      (10)   The number of cases of gonorrhea in the United States reported annually remains at a high level, with over one-half million cases being reported in 1990;
      (11)   In his report of October 22, 1986, the Surgeon General of the United States has advised the American public that AIDS and HIV infection may be transmitted through sexual contact, intravenous drug abuse, exposure to infected blood and blood components, and from an infected mother to her newborn.
      (12)   According to the best scientific evidence, AIDS and HIV infection, as well as syphilis and gonorrhea, are principally transmitted by sexual acts;
      (13)   Sanitary conditions in some sexually oriented businesses are unhealthy, in part because the activities conducted there are unhealthy, and in part because of the unregulated nature of the activities and the failure of the owners and the operators of the facilities to self-regulate those activities and maintain those facilities.

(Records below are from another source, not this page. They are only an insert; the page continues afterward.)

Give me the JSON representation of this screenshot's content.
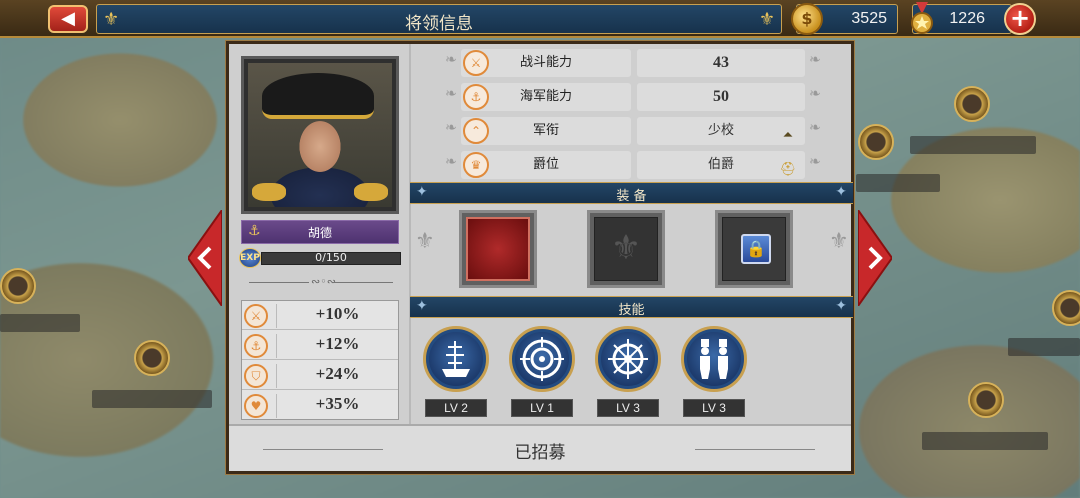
{
  "header": {
    "title": "将领信息",
    "gold": "3525",
    "medals": "1226"
  },
  "general": {
    "name": "胡德",
    "exp": "0/150",
    "exp_progress": 0.0
  },
  "bonuses": [
    {
      "icon": "crossed-swords-icon",
      "value": "+10%"
    },
    {
      "icon": "anchor-icon",
      "value": "+12%"
    },
    {
      "icon": "shield-icon",
      "value": "+24%"
    },
    {
      "icon": "heart-icon",
      "value": "+35%"
    }
  ],
  "stats": [
    {
      "label": "战斗能力",
      "value": "43"
    },
    {
      "label": "海军能力",
      "value": "50"
    },
    {
      "label": "军衔",
      "value": "少校"
    },
    {
      "label": "爵位",
      "value": "伯爵"
    }
  ],
  "sections": {
    "equipment": "装 备",
    "skills": "技能"
  },
  "equipment": [
    {
      "state": "equipped",
      "icon": "red-item-icon"
    },
    {
      "state": "empty",
      "icon": "fleur-de-lis-icon"
    },
    {
      "state": "locked",
      "icon": "lock-icon"
    }
  ],
  "skills": [
    {
      "icon": "ship-icon",
      "level": "LV 2"
    },
    {
      "icon": "target-icon",
      "level": "LV 1"
    },
    {
      "icon": "ship-wheel-icon",
      "level": "LV 3"
    },
    {
      "icon": "soldiers-icon",
      "level": "LV 3"
    }
  ],
  "footer": {
    "status": "已招募"
  },
  "colors": {
    "accent_gold": "#c8a050",
    "header_blue": "#17324c",
    "nav_red": "#c8282a"
  }
}
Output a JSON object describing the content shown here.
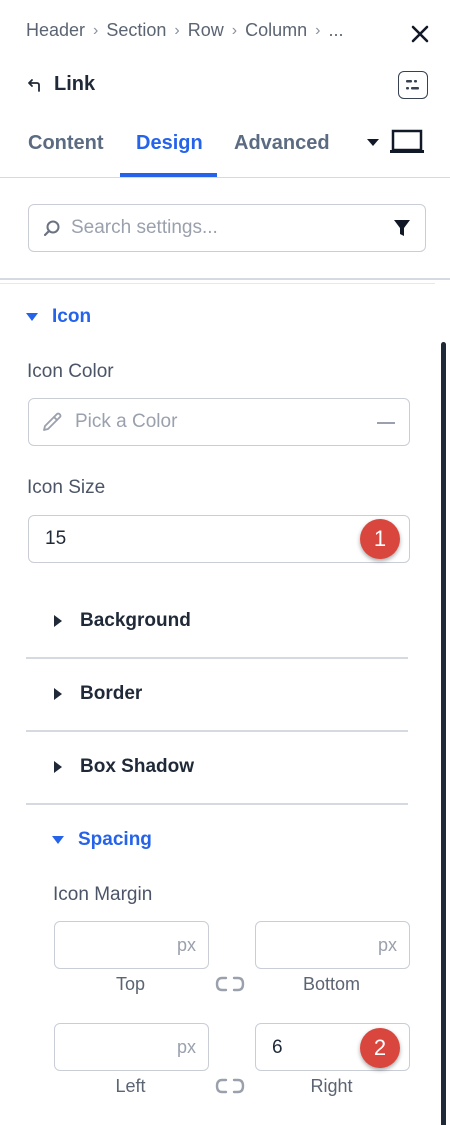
{
  "breadcrumb": {
    "items": [
      "Header",
      "Section",
      "Row",
      "Column",
      "..."
    ]
  },
  "module": {
    "title": "Link"
  },
  "tabs": [
    {
      "label": "Content"
    },
    {
      "label": "Design",
      "active": true
    },
    {
      "label": "Advanced"
    }
  ],
  "search": {
    "placeholder": "Search settings..."
  },
  "icon_section": {
    "title": "Icon",
    "color_label": "Icon Color",
    "color_placeholder": "Pick a Color",
    "size_label": "Icon Size",
    "size_value": "15",
    "size_badge": "1"
  },
  "subsections": [
    {
      "title": "Background"
    },
    {
      "title": "Border"
    },
    {
      "title": "Box Shadow"
    },
    {
      "title": "Spacing"
    }
  ],
  "spacing": {
    "margin_label": "Icon Margin",
    "unit": "px",
    "top": {
      "label": "Top",
      "value": ""
    },
    "bottom": {
      "label": "Bottom",
      "value": ""
    },
    "left": {
      "label": "Left",
      "value": ""
    },
    "right": {
      "label": "Right",
      "value": "6"
    },
    "right_badge": "2"
  },
  "colors": {
    "accent": "#2563eb",
    "badge": "#d9463e"
  }
}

      (14)   Numerous studies and reports have determined that semen is found in the areas of sexually oriented businesses where persons view “adult” oriented films;
      (15)   The findings noted in divisions (b)(1) through (14) raise substantial governmental concerns;
      (16)   Sexually oriented businesses have operational characteristics which should be reasonably regulated in order to protect those substantial governmental concerns;
      (17)   A reasonable licensing procedure is an appropriate mechanism to place the burden of that reasonable regulation on the owners and the operators of the sexually oriented businesses. Further, such a licensing procedure will place an incentive on the operators to see that the sexually oriented business is run in a manner consistent with the health, safety, and welfare of its patrons and employees, as well as the citizens of the City. It is appropriate to require reasonable assurances that the licensee is the actual operator of the sexually oriented business, fully in possession and control of the premises and activities occurring therein;
      (18)   Removal of doors on adult booths and requiring sufficient lighting on premises with adult booths advances a substantial governmental interest in curbing the illegal and unsanitary sexual activity occurring in adult theaters;
      (19)   Requiring licensees of sexually oriented businesses to keep information regarding current employees and certain past employees will help reduce the incidence of certain types of criminal behavior by facilitating the identification of potential witnesses or suspects and by preventing minors from working in such establishments;
      (20)   The disclosure of certain information by those persons ultimately responsible for the day-to-day operation and maintenance of the sexually oriented business, where such information is substantially related to the significant governmental interest in the operation of such uses, will aid in preventing the spread of sexually transmitted diseases;
      (21)   In the prevention of the spread of communicable diseases, it is desirable to obtain a limited amount of information regarding certain employees who may engage in the conduct which this chapter is designed to prevent, or who are likely to be witnesses to such conduct;
      (22)   The fact that an applicant for an adult use license has been convicted of a sexually related crime leads to the rational assumption that the applicant may engage in that conduct in contravention of this chapter;
      (23)   The barring of such individuals from the management of adult uses for a period of years serves as a deterrent to, and prevents conduct which leads to the transmission of sexually transmitted diseases;
      (24)   The general welfare, health, morals, and safety of the citizens of the City will be promoted by the enactment of this chapter.
(Ord. 1996-5. Passed 2-12-96; Ord. 2001-8. Passed 3-12-01.)